Task instructions: Return the data exactly, without pictures.

Listed entries:
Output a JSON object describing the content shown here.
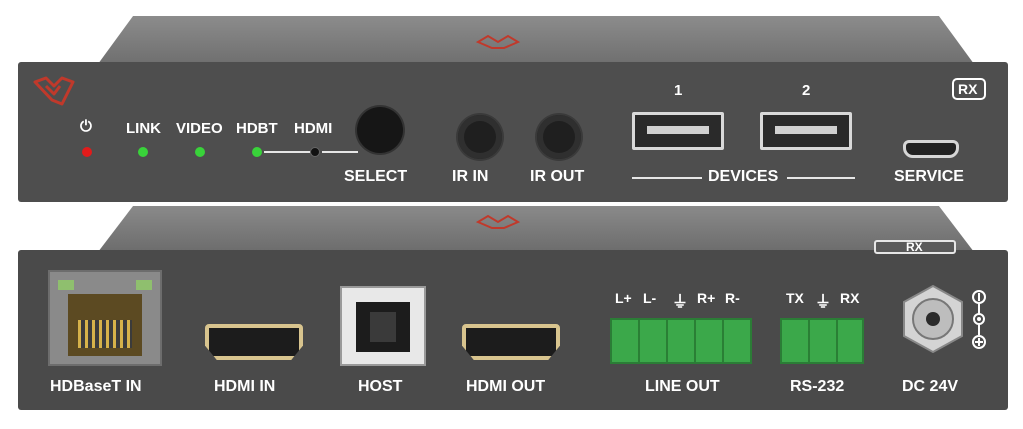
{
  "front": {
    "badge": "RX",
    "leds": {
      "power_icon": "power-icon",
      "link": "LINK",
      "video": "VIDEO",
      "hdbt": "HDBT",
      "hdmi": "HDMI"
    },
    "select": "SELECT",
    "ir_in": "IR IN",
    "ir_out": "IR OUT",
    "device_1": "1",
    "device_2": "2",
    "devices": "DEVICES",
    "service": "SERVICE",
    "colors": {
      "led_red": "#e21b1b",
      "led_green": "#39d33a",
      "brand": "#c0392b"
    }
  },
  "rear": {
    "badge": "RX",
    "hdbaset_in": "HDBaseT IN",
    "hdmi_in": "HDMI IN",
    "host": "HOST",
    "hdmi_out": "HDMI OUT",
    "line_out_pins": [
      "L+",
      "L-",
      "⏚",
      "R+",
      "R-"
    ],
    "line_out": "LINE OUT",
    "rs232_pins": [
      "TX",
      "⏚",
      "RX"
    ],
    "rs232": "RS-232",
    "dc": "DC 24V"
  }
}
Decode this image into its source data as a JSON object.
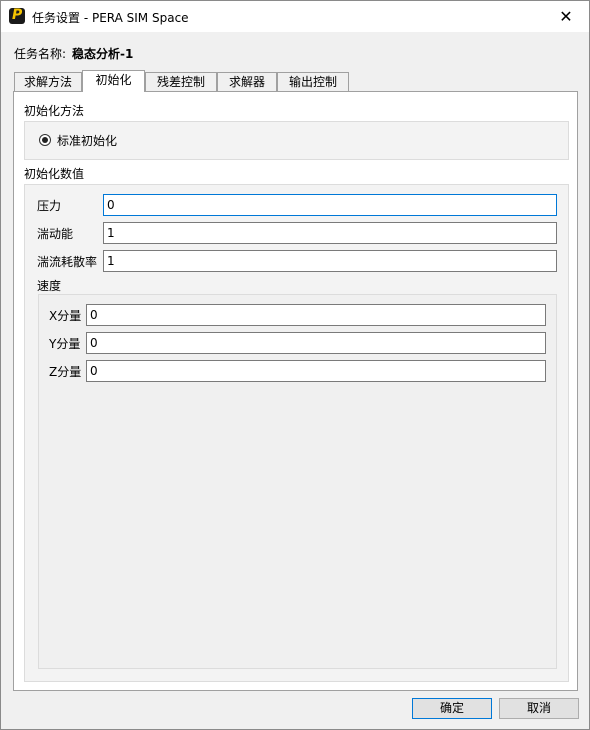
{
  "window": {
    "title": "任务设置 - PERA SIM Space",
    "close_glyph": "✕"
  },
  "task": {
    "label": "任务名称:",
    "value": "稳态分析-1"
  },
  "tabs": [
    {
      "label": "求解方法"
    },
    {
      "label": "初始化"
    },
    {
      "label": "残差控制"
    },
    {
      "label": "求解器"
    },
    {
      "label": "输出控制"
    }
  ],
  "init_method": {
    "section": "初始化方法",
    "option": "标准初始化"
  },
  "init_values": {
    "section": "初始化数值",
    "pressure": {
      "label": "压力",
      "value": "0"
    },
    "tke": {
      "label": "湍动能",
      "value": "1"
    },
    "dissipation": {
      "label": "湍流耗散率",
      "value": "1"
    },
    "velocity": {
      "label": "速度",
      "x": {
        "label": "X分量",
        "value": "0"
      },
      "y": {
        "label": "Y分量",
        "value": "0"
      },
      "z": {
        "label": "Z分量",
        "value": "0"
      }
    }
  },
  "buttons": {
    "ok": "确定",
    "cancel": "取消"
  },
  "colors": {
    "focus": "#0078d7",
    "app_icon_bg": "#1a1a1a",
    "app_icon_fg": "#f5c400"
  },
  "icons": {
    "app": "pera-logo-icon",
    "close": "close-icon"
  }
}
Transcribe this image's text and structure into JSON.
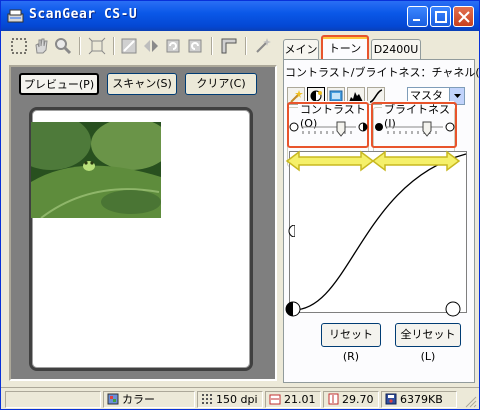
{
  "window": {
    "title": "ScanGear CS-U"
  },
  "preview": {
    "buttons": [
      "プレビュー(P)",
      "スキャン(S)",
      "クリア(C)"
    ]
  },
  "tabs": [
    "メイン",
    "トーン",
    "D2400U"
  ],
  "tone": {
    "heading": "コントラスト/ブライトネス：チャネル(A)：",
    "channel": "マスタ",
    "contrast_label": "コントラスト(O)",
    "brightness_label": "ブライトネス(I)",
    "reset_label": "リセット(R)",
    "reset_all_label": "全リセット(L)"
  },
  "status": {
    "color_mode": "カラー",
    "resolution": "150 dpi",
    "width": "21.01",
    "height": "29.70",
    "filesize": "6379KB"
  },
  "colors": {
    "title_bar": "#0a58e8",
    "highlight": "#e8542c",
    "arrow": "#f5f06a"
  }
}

Task result:
Output a JSON object describing the content shown here.
{
  "front": {
    "badge": "RX",
    "leds": {
      "power_icon": "power-icon",
      "link": "LINK",
      "video": "VIDEO",
      "hdbt": "HDBT",
      "hdmi": "HDMI"
    },
    "select": "SELECT",
    "ir_in": "IR IN",
    "ir_out": "IR OUT",
    "device_1": "1",
    "device_2": "2",
    "devices": "DEVICES",
    "service": "SERVICE",
    "colors": {
      "led_red": "#e21b1b",
      "led_green": "#39d33a",
      "brand": "#c0392b"
    }
  },
  "rear": {
    "badge": "RX",
    "hdbaset_in": "HDBaseT IN",
    "hdmi_in": "HDMI IN",
    "host": "HOST",
    "hdmi_out": "HDMI OUT",
    "line_out_pins": [
      "L+",
      "L-",
      "⏚",
      "R+",
      "R-"
    ],
    "line_out": "LINE OUT",
    "rs232_pins": [
      "TX",
      "⏚",
      "RX"
    ],
    "rs232": "RS-232",
    "dc": "DC 24V"
  }
}
Decode this image into its source data as a JSON object.
{
  "window": {
    "title": "任务设置 - PERA SIM Space",
    "close_glyph": "✕"
  },
  "task": {
    "label": "任务名称:",
    "value": "稳态分析-1"
  },
  "tabs": [
    {
      "label": "求解方法"
    },
    {
      "label": "初始化"
    },
    {
      "label": "残差控制"
    },
    {
      "label": "求解器"
    },
    {
      "label": "输出控制"
    }
  ],
  "init_method": {
    "section": "初始化方法",
    "option": "标准初始化"
  },
  "init_values": {
    "section": "初始化数值",
    "pressure": {
      "label": "压力",
      "value": "0"
    },
    "tke": {
      "label": "湍动能",
      "value": "1"
    },
    "dissipation": {
      "label": "湍流耗散率",
      "value": "1"
    },
    "velocity": {
      "label": "速度",
      "x": {
        "label": "X分量",
        "value": "0"
      },
      "y": {
        "label": "Y分量",
        "value": "0"
      },
      "z": {
        "label": "Z分量",
        "value": "0"
      }
    }
  },
  "buttons": {
    "ok": "确定",
    "cancel": "取消"
  },
  "colors": {
    "focus": "#0078d7",
    "app_icon_bg": "#1a1a1a",
    "app_icon_fg": "#f5c400"
  },
  "icons": {
    "app": "pera-logo-icon",
    "close": "close-icon"
  }
}
Transcribe this image's text and structure into JSON.
{
  "window": {
    "title": "ScanGear CS-U"
  },
  "preview": {
    "buttons": [
      "プレビュー(P)",
      "スキャン(S)",
      "クリア(C)"
    ]
  },
  "tabs": [
    "メイン",
    "トーン",
    "D2400U"
  ],
  "tone": {
    "heading": "コントラスト/ブライトネス：チャネル(A)：",
    "channel": "マスタ",
    "contrast_label": "コントラスト(O)",
    "brightness_label": "ブライトネス(I)",
    "reset_label": "リセット(R)",
    "reset_all_label": "全リセット(L)"
  },
  "status": {
    "color_mode": "カラー",
    "resolution": "150 dpi",
    "width": "21.01",
    "height": "29.70",
    "filesize": "6379KB"
  },
  "colors": {
    "title_bar": "#0a58e8",
    "highlight": "#e8542c",
    "arrow": "#f5f06a"
  }
}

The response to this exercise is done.